Seven players to look out for at the Japan National Championships
The very best Japan has to offer will travel to Osaka for the Japanese National Championships on Monday.
The biggest tournament in Japan acts as a qualifier for the PDC World Darts Championship at Alexandra Palace, while the youth tournament winner will book their place at the World Youth Championship in Wigan.
Japan’s elite will all be participating, including Seigo Asada who has already qualified for the World Championship, but will be vying to be titled the national champion.
We take a look at who you should be looking out for at the event.
Despite having already qualified for the World Darts Championship through the PDC Asian Tour Order of Merit, Japan’s number one Seigo Asada will be bidding to defend his Japanese National Championship crown, and do his good friend Yuki Yamada, who sits in fifth on the Order of Merit, a favour in doing so.
Asada was a threat at the World Championship in December, pushing James Wade the distance, and regardless of not producing his tantalising best on the PDC Asian Tour this year, he’ll be the front runner in his home town.
Ranked as the third best Japanese thrower on the 2019 PDC Asian Tour Order of Merit, Haruki Muramatsu is definitely one of the favourites going into Japan’s biggest event.
Four times has the 42-year-old qualified for the World Championship and he’ll be looking to make it five after winning his maiden Asian Tour title earlier this year.
“Well, he’s now scored 313 points in six darts,” said John Gwynne in the commentary booth as Tokyo’s Yuya Higuchi produced a scintillating opening leg on his BDO World Trophy and major debut.
He made the 9,600-mile trip from Japan to Barry, Wales for the event, and despite enduring a first round exit, he put his name and unique throwing ethic out there.
‘The Dancing Duck’ narrowly missed out on a World Championship debut two years ago, losing in the final to a certain Seigo Asada, and has reached a number of semi-finals on the PDC Asian Tour since its introduction.
He trousered 50,000¥ following his exploits at the Japan Open, reaching the semi-finals, and he’ll be pinning his hopes on going two better in Osaka.
He pinned a stunning 121 checkout against Gary Anderson at the 2015 Japan Darts Masters and he gathered thousands of views on social media after pinning a nine-darter on the soft-tip scene.
Yamada’s practice partner Seigo Asada recently proclaimed that his game has improved significantly due to the practice with his good friend. The Asian Tour Six finalist’s steel-tip game has come on leaps and bounds since the introduction of the PDC Asian Tour last January.
He’ll be hoping and praying that either himself or Asada win the Japanese National Championship after finishing fifth on the Order of Merit.
A former Japan National Championship winner and recent Japan Open champion is Katsuya Aiba.
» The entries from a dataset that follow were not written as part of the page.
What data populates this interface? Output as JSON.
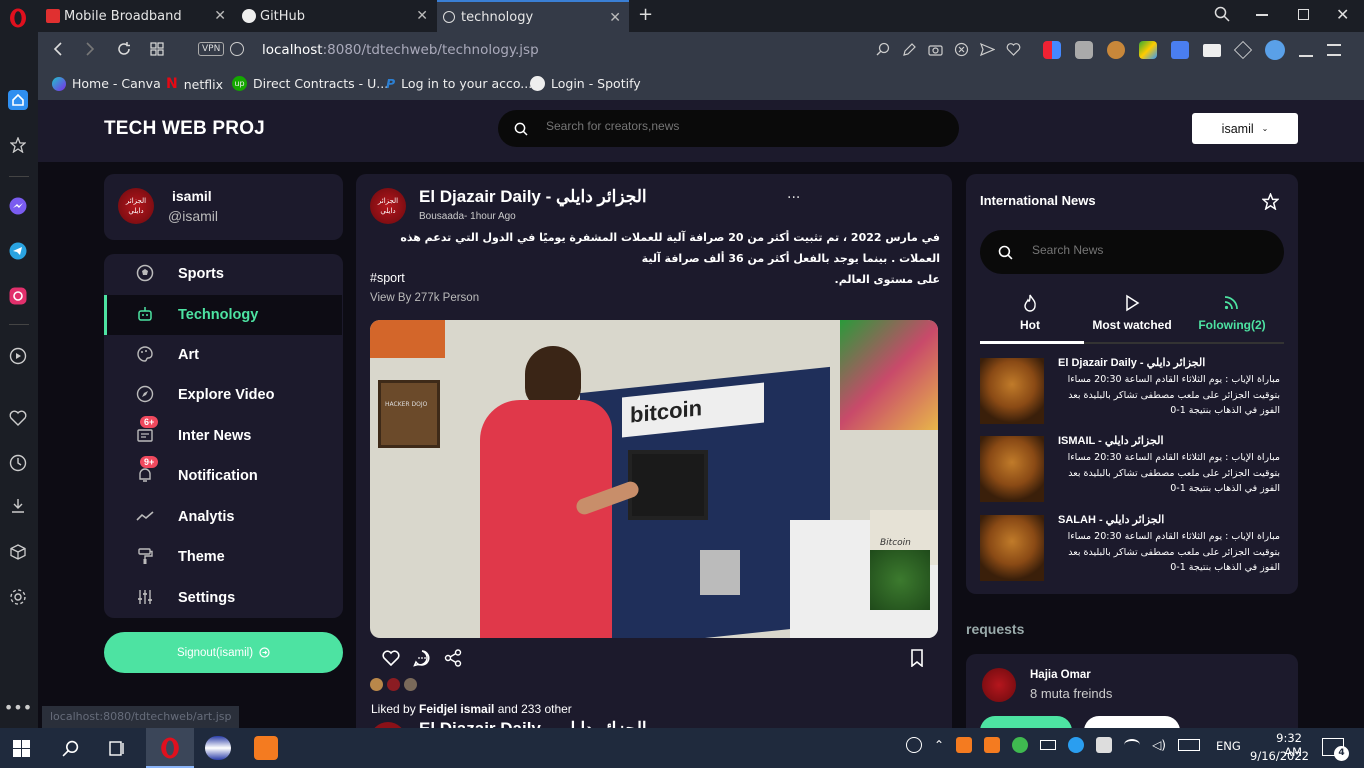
{
  "browser": {
    "tabs": [
      {
        "title": "Mobile Broadband"
      },
      {
        "title": "GitHub"
      },
      {
        "title": "technology"
      }
    ],
    "vpn_label": "VPN",
    "url_host": "localhost",
    "url_path": ":8080/tdtechweb/technology.jsp",
    "bookmarks": [
      "Home - Canva",
      "netflix",
      "Direct Contracts - U...",
      "Log in to your acco...",
      "Login - Spotify"
    ],
    "status_url": "localhost:8080/tdtechweb/art.jsp"
  },
  "header": {
    "logo": "TECH WEB PROJ",
    "search_placeholder": "Search for creators,news",
    "user_button": "isamil"
  },
  "profile": {
    "name": "isamil",
    "handle": "@isamil",
    "avatar_text": "الجزائر دايلي"
  },
  "menu": [
    {
      "label": "Sports",
      "icon": "soccer-ball-icon",
      "active": false
    },
    {
      "label": "Technology",
      "icon": "robot-icon",
      "active": true
    },
    {
      "label": "Art",
      "icon": "palette-icon",
      "active": false
    },
    {
      "label": "Explore Video",
      "icon": "compass-icon",
      "active": false
    },
    {
      "label": "Inter News",
      "icon": "news-icon",
      "active": false,
      "badge": "6+"
    },
    {
      "label": "Notification",
      "icon": "bell-icon",
      "active": false,
      "badge": "9+"
    },
    {
      "label": "Analytis",
      "icon": "chart-line-icon",
      "active": false
    },
    {
      "label": "Theme",
      "icon": "paint-roller-icon",
      "active": false
    },
    {
      "label": "Settings",
      "icon": "sliders-icon",
      "active": false
    }
  ],
  "signout_label": "Signout(isamil)",
  "post": {
    "author": "El Djazair Daily - الجزائر دايلي",
    "meta": "Bousaada- 1hour Ago",
    "body_line1": "في مارس 2022 ، تم تثبيت أكثر من 20 صرافة آلية للعملات المشفرة يوميًا في الدول التي تدعم هذه العملات . بينما يوجد بالفعل أكثر من 36 ألف صرافة آلية",
    "body_line2": "على مستوى العالم.",
    "tag": "#sport",
    "views": "View By 277k Person",
    "liked_prefix": "Liked by ",
    "liked_user": "Feidjel ismail",
    "liked_suffix": " and 233 other",
    "image_sign": "bitcoin",
    "image_sign2": "Bitcoin",
    "image_sign3": "HACKER DOJO",
    "more_icon": "..."
  },
  "news": {
    "title": "International News",
    "search_placeholder": "Search News",
    "tabs": [
      {
        "label": "Hot",
        "active": true
      },
      {
        "label": "Most watched",
        "active": false
      },
      {
        "label": "Folowing(2)",
        "active": false
      }
    ],
    "items": [
      {
        "title": "El Djazair Daily - الجزائر دايلي",
        "body": "مباراة الإياب : يوم الثلاثاء القادم الساعة 20:30 مساءا بتوقيت الجزائر على ملعب مصطفى تشاكر بالبليدة بعد الفوز في الذهاب بنتيجة 1-0"
      },
      {
        "title": "ISMAIL - الجزائر دايلي",
        "body": "مباراة الإياب : يوم الثلاثاء القادم الساعة 20:30 مساءا بتوقيت الجزائر على ملعب مصطفى تشاكر بالبليدة بعد الفوز في الذهاب بنتيجة 1-0"
      },
      {
        "title": "SALAH - الجزائر دايلي",
        "body": "مباراة الإياب : يوم الثلاثاء القادم الساعة 20:30 مساءا بتوقيت الجزائر على ملعب مصطفى تشاكر بالبليدة بعد الفوز في الذهاب بنتيجة 1-0"
      }
    ]
  },
  "requests": {
    "title": "requests",
    "name": "Hajia Omar",
    "mutual": "8 muta freinds"
  },
  "taskbar": {
    "time": "9:32 AM",
    "date": "9/16/2022",
    "lang": "ENG",
    "notifications": "4"
  },
  "colors": {
    "accent": "#4de3a2",
    "bg": "#0d0c14",
    "card": "#1c1a2c",
    "badge": "#f0495e"
  }
}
He’ll be intending to clinch the title for a second time after already securing his first major appearance later this year.
Aiba lifted the prestigious Japan Open to book his best at the World Masters in London.
The 50-year-old from Kanagawa hasn’t appeared on the PDC Asian Tour since its establishment, but is well in the frame for a spot at Alexandra Palace.
A champion of the world. A PDC Asian Tour quarter-finalist. A Dutch Open champion.
Mikuru Suzuki has been outstanding in the last year or so. Her Lakeside showing was second to none, defeating Lisa Ashton in the first round before going on to clinch the World Championship crown.
Suzuki fell short of a PDC World Championship debut after participating in the ladies’ qualifier last year, and will be focusing on making amends in Osaka.
Despite having recently turned 16 and being eligible for the PDC Asian Tour and PDC World Darts Championship, Sakuto Sueshige will not participate in the Japanese National Championships after opting to take part in the youth event – which acts as a qualifier for the World Youth Championships in Wigan.
Sueshige looks up to the likes of Seigo Asada and has a similar throwing action to his compatriot. After winning the Japan Youth Open just a matter of weeks ago, he’ll be the front runner going into the Japanese National Youth Championships.
Tokyo’s 16-year-old prodigy has aspirations of being a world champion one day and what better way to start than playing against the likes of the Ted Evetts, Martin Schindler and Bradley Brooks at the PDC World Youth Championship at the Robin Park Tennis Centre.
A job still needs to be done to get him to Wigan, but the ability is there for all to see.